Burke has been devoted to civil-rights activism and social-justice work for more than 25 years. She is the senior director of Girls for Gender Equity in Brooklyn, New York, and works to support survivors of sexual abuse. She was also featured in a group of “silence breakers” as one of Time’s 2017 people of the year.
Burke shared the moments that first inspired her to work to help survivors of sexual violence heal. While working at a youth leadership camp, a young camper revealed to Burke her story of sexual violence. At the time, Burke found it difficult to tell the young girl that sexual assault had affected her as well.
“The one thing I couldn’t focus on and I couldn’t tell her was that this had happened to me, too,” Burke said. “As soon as she walked away, I realized that was all I needed to say.”
Burke said the movement was born inside of her in that moment.

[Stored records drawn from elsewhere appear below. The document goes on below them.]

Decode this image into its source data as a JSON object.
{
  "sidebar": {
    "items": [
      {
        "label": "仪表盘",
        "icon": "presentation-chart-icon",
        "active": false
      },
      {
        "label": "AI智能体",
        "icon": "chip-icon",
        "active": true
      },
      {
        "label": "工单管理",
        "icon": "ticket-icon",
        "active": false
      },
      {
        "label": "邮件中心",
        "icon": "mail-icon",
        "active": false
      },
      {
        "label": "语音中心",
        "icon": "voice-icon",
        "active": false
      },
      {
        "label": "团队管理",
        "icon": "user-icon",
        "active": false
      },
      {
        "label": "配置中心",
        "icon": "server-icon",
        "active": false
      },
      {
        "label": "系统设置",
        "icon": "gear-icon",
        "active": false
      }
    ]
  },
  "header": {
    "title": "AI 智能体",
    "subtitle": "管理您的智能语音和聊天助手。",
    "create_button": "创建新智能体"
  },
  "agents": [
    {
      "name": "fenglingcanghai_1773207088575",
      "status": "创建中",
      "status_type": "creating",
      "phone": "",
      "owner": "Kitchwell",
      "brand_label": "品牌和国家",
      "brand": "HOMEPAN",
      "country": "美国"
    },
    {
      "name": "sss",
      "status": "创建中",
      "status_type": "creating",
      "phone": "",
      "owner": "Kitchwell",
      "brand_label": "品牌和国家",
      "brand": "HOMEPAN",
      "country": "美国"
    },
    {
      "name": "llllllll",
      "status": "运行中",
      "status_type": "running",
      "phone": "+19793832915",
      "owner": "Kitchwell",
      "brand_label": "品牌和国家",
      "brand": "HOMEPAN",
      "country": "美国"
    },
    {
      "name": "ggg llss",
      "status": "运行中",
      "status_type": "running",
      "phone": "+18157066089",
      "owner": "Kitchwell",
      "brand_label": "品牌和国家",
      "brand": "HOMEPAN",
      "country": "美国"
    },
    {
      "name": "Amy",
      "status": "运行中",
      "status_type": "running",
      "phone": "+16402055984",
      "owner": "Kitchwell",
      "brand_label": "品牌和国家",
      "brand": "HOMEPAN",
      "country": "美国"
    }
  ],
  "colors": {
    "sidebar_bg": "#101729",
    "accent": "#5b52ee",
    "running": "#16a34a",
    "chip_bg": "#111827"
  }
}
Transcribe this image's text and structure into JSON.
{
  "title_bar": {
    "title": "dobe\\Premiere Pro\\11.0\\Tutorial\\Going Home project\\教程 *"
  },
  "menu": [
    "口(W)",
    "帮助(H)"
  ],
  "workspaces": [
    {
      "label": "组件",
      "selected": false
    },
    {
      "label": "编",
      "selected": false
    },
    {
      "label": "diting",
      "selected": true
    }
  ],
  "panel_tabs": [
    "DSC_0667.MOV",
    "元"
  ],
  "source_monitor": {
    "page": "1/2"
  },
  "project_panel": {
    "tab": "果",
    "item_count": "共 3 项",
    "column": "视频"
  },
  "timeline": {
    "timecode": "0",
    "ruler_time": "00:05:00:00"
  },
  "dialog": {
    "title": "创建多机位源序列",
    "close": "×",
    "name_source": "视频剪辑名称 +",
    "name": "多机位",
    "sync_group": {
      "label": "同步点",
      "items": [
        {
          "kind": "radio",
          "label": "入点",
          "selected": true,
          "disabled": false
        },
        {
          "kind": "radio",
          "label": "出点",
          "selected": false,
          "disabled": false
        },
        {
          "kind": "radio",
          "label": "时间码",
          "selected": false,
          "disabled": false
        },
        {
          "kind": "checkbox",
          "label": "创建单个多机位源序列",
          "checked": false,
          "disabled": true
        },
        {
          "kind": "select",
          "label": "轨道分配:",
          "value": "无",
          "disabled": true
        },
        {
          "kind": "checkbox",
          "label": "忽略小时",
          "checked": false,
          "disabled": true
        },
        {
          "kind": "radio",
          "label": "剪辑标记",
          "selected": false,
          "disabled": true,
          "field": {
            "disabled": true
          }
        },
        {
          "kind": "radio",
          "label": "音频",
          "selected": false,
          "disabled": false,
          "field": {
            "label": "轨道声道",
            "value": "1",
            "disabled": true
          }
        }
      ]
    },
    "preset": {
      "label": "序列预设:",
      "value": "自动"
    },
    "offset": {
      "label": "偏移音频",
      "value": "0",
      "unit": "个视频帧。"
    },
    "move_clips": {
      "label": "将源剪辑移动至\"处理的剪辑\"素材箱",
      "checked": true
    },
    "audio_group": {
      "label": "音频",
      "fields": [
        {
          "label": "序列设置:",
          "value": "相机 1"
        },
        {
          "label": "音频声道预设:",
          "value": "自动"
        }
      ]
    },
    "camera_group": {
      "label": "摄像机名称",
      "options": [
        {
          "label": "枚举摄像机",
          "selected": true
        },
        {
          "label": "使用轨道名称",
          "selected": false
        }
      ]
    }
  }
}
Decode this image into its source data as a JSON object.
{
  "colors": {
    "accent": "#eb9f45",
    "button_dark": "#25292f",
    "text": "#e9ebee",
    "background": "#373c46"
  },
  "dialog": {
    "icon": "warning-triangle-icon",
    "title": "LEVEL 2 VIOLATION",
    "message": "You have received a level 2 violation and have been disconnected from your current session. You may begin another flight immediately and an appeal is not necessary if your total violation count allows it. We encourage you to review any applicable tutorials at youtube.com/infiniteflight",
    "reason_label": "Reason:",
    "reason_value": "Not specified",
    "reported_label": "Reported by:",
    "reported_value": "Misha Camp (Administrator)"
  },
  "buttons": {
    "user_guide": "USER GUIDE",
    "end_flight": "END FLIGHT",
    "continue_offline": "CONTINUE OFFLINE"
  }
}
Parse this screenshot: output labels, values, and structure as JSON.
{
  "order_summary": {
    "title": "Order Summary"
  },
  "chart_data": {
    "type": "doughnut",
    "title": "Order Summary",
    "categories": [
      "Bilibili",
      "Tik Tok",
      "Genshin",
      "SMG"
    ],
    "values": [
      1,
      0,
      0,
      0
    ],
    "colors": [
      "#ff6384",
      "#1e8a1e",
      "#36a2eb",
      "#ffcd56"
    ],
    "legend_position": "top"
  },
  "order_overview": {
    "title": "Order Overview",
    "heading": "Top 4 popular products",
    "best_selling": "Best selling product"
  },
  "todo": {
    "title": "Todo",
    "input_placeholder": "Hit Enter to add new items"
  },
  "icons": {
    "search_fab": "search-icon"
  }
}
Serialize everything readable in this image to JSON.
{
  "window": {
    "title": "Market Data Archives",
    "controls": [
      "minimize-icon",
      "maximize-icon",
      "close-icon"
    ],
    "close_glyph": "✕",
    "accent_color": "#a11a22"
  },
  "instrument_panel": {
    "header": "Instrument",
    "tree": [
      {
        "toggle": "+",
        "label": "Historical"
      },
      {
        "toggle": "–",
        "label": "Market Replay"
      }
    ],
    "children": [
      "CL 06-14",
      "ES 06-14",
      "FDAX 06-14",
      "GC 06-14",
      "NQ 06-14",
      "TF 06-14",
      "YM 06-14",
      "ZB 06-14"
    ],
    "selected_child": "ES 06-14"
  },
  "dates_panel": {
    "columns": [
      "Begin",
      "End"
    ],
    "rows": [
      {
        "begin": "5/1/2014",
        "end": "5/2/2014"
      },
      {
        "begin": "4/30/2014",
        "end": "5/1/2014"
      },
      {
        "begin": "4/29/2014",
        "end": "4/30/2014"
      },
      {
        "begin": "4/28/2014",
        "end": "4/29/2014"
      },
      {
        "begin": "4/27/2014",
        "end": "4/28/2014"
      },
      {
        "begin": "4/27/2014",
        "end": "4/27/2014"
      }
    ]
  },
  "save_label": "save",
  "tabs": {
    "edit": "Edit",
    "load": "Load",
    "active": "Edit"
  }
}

Contrary to popular belief, the #MeToo movement did not begin in 2017. Burke first coined the phrase in 2006 to support young women of color who survived sexual abuse. She founded Just Be Inc. specifically to assist young women of color.
“Me too really was born out of taking a step back and trying to think about what I needed at this age,” Burke said. “What could someone have said to me at 14 or 12 or 9 that would have changed the trajectory of my life?”
The national conversation on sexual violence picked up wide-scale momentum in October 2017 after numerous powerful men, including movie mogul Harvey Weinstein, were accused of sexual abuse and harassment — the #MeToo campaign became rampant across social media.
Burke said 12 million people shared the hashtag in the first 24 hours.
Burke emphasized, however, that this was not a movement centered on taking down powerful men.
“This is a movement for survivors. This is a movement about making sure survivors have the resources they need to craft their own healing journey,” Burke said. “It’s about making sure that the most marginalized amongst the survivors have the resources that they need first. It’s about harnessing the power that we have as survivors.”
Burke’s lecture was hosted and coordinated by the University Lecture Committee and sponsored by the UI Interfraternity Council.
“Our committee is always looking to address the big issues facing not only our community but the country as a whole,” Lecture Committee member Caleb Bell said. “We want to be able to bring [the conversation on sexual assault] to Iowa City.”
Lecture Committee member and UI student Jamie Porter said sexual assault is an issue that affects everyone.
“The UI, like many college campuses across the nation, has been affected by sexual assault and violence, [it] impacts everyone,” Porter said. “But like we have seen this past year, there are people who are wholly dedicated to ending sexual assault and violence.”